Big banks increasingly are offering customers the option of using fingerprints, voices, retina scans and other biometric technologies to access their accounts instead of passwords.

Convenience for customers and better ...Read more

Nostalgia pays off for Nintendo

SEATTLE -- The video-gaming industry is surging into the future with cutting-edge hardware and photo-realistic displays.

Sony is on the cusp of releasing a virtual-reality headset for its world-beating PlayStation 4. Microsoft says it is working on the most powerful living-room game console of all time. Smartphones have made gamers out of ...Read more

Technology offers hope for end of animal testing

LIVERMORE, Calif. -- Hoping to make the lab rat a thing of the past, scientists at Lawrence Livermore Lab are testing technology that replicates vital human tissues on microchips.

Animal rights advocates are encouraged that the technology may one day end experiments on mice, rats, snakes and other animals used to test products and develop drugs...Read more

Some earthquakes on San Andreas Fault triggered by gravitational tug of sun and moon

LOS ANGELES -- The gravitational tug between the sun and moon is not just a dance of high and low tides: It can also trigger a special kind of earthquake on the San Andreas Fault.

This phenomenon has fascinated scientists for years.

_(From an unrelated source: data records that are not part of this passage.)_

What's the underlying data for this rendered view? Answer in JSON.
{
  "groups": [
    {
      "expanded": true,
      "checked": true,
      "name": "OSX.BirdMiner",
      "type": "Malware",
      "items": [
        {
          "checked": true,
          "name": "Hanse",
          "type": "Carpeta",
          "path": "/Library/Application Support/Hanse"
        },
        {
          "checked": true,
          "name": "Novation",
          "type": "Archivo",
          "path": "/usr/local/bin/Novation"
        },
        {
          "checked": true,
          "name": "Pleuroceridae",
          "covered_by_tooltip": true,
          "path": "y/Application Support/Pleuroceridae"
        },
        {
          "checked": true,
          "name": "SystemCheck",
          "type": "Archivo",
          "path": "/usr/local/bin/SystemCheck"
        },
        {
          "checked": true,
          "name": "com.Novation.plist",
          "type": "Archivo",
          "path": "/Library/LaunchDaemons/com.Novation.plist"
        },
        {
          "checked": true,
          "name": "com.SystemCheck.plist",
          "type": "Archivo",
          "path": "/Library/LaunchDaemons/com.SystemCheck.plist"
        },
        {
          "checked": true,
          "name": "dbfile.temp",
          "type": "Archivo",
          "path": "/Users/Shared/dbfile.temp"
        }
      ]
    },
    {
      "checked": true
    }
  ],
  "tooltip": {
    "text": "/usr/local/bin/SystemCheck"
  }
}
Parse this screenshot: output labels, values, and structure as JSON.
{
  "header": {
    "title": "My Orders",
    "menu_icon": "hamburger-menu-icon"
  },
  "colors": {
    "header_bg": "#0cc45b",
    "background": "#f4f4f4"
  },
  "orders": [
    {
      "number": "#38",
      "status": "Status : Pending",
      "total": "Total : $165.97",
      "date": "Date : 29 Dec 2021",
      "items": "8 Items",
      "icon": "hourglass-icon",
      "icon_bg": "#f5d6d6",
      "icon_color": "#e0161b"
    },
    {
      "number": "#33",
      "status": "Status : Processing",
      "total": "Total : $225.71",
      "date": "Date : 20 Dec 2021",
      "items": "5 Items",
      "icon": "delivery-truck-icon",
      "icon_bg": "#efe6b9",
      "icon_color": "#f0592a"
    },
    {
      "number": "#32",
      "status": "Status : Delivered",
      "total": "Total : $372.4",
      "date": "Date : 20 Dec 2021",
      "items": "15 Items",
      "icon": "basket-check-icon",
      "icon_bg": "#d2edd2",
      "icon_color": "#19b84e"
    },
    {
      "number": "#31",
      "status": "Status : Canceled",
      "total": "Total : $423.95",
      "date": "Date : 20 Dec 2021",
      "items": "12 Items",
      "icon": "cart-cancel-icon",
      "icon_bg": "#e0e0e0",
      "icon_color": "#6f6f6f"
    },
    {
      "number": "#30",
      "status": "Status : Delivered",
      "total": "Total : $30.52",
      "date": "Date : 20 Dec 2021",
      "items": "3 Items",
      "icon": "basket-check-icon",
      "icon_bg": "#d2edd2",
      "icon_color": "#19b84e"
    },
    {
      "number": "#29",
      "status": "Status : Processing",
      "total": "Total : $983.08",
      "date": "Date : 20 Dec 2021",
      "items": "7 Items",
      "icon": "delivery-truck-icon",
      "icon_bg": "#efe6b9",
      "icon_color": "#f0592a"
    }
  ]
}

Like sea levels, the surface of the Earth also goes up and down with the tides, flexing the crust and stressing ...Read more

SpaceX launches supplies to International Space Station, lands rocket booster

SpaceX launched its Falcon 9 rocket laden with supplies for the International Space Station early Monday, and successfully landed its first-stage rocket booster back on land.

The launch occurred at 12:45 a.m. EDT from Cape Canaveral Air Force Station in Florida.

About eight minutes after liftoff, the first-stage rocket booster returned to land...Read more

Flailing phone business forces Microsoft to back off hopes for Windows 10

Microsoft says it will take more time than it thought to get a billion devices running Windows 10 because of its sharply curtailed ambitions in the smartphone business.

The company last year set a goal of reaching 1 billion devices running the new operating system by mid-2018.

But in a statement to ZDNet, the company says it will "take longer"...Read more

Culture, not biology, may define which musical chords sound sweet and which don't

When it comes to musical aesthetics, beauty is in the ear of the beholder. A new study finds that people who haven't been exposed to Western music don't find certain "discordant" sounds unpleasant at all.

The findings, described in the journal Nature, show that Western musical sensibilities aren't hardwired into the human auditory system. They ...Read more

Zika epidemic in Latin America may have peaked, and scientists predict it will be over in 3 years

Researchers modeling the rampant spread of the Zika virus say that, like a wildfire consuming a parched landscape, the epidemic that has caused a plague of birth defects in Brazil is already showing signs of slowing and is likely to largely burn itself out in three years.

Peak Zika spread may already have passed, said researchers writing in the...Read more